Problem to work on:
Show every line of the data that includes the word "JSON".

Items from an interface collection:
▼

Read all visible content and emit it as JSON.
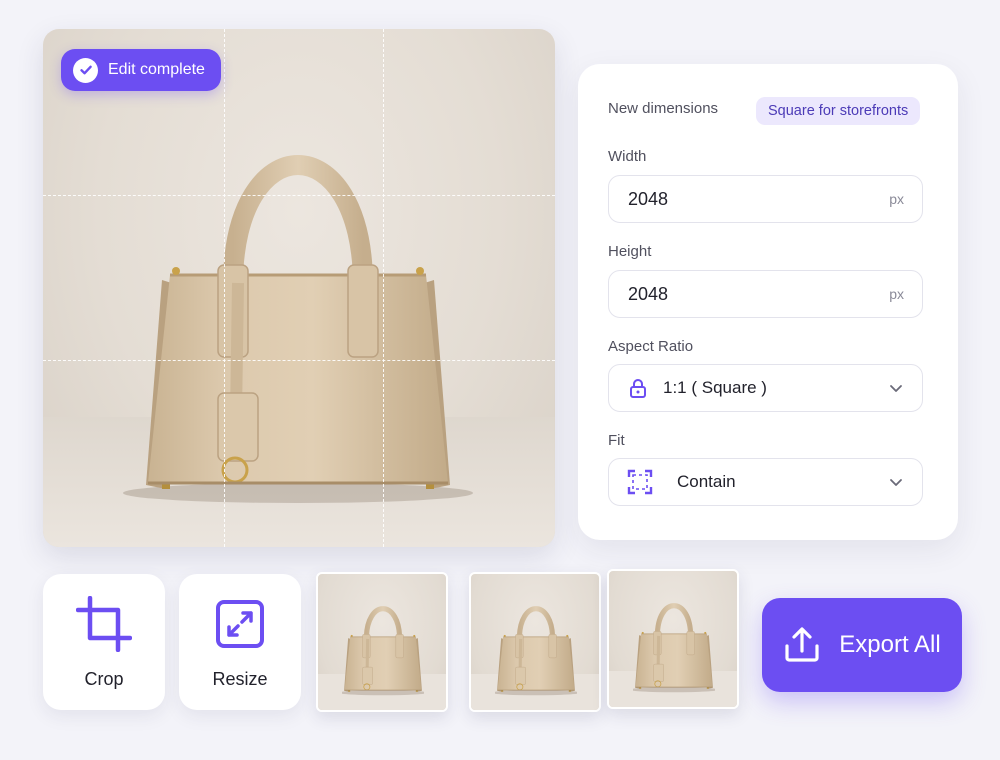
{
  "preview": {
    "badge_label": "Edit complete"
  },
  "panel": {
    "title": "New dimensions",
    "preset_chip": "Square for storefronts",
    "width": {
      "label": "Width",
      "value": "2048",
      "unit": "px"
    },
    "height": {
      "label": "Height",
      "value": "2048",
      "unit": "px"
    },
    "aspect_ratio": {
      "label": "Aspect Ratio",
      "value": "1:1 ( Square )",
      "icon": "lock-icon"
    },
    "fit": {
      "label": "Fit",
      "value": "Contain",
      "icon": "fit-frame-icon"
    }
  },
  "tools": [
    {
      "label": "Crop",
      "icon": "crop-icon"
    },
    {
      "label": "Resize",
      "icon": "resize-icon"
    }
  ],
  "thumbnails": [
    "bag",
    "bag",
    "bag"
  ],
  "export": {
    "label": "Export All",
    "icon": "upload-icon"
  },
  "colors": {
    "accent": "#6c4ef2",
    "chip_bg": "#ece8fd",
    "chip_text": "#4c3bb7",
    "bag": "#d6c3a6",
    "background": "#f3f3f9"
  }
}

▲
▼

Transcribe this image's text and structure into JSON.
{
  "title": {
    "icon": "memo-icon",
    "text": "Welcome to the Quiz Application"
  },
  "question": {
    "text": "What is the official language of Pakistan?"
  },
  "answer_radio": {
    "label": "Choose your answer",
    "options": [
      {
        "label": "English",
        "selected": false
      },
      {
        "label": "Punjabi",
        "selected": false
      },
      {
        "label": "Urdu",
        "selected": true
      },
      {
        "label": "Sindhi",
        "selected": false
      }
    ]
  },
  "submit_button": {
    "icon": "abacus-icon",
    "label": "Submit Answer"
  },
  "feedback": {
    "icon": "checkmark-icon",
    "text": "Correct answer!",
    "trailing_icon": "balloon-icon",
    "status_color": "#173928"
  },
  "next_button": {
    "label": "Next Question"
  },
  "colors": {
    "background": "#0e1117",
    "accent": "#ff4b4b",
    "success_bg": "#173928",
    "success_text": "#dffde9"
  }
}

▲
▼

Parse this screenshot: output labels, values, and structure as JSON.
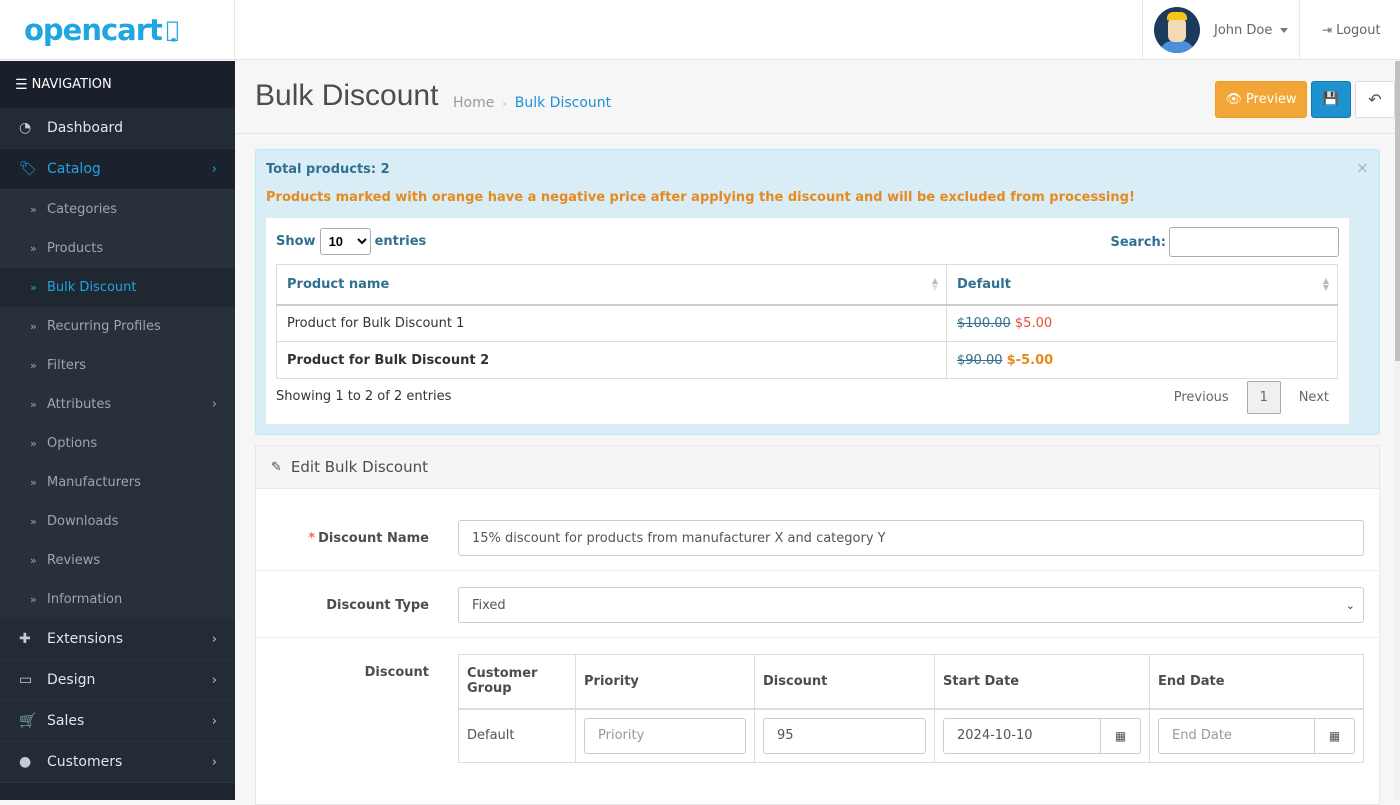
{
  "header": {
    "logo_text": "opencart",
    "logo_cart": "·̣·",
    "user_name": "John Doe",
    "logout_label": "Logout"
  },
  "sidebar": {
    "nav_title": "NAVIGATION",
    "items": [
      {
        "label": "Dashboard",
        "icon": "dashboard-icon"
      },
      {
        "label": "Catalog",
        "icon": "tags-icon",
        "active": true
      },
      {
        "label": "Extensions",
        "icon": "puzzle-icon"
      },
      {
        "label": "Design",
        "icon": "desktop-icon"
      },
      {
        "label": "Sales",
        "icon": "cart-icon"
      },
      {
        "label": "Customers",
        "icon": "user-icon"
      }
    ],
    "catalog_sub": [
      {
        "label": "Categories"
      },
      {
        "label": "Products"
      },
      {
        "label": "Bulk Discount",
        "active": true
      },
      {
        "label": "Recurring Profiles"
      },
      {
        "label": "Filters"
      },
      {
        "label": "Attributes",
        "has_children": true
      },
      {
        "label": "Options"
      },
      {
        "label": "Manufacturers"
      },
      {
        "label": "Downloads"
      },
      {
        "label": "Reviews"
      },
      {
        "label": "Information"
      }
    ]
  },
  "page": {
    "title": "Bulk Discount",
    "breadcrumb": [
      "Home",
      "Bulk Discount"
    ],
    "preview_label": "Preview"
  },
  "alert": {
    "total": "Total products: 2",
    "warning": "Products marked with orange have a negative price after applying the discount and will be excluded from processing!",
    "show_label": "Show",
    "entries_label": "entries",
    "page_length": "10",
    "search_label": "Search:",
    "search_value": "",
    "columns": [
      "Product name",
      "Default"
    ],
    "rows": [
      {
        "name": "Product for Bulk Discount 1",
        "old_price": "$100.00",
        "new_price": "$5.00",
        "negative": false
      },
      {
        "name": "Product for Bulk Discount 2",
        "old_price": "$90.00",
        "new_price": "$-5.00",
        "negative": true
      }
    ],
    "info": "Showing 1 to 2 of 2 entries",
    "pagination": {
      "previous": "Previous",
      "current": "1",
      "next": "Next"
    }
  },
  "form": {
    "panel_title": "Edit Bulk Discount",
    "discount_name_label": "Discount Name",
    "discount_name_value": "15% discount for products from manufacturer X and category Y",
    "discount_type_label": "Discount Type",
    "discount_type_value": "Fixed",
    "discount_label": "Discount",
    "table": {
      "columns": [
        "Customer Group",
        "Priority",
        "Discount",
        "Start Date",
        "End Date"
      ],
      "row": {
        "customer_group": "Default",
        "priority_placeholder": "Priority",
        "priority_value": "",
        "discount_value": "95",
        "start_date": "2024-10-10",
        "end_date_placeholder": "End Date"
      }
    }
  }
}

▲

Exercise output:
Read all visible content and emit it as JSON.
Transcribe this image's text and structure into JSON.
Parse this screenshot: output labels, values, and structure as JSON.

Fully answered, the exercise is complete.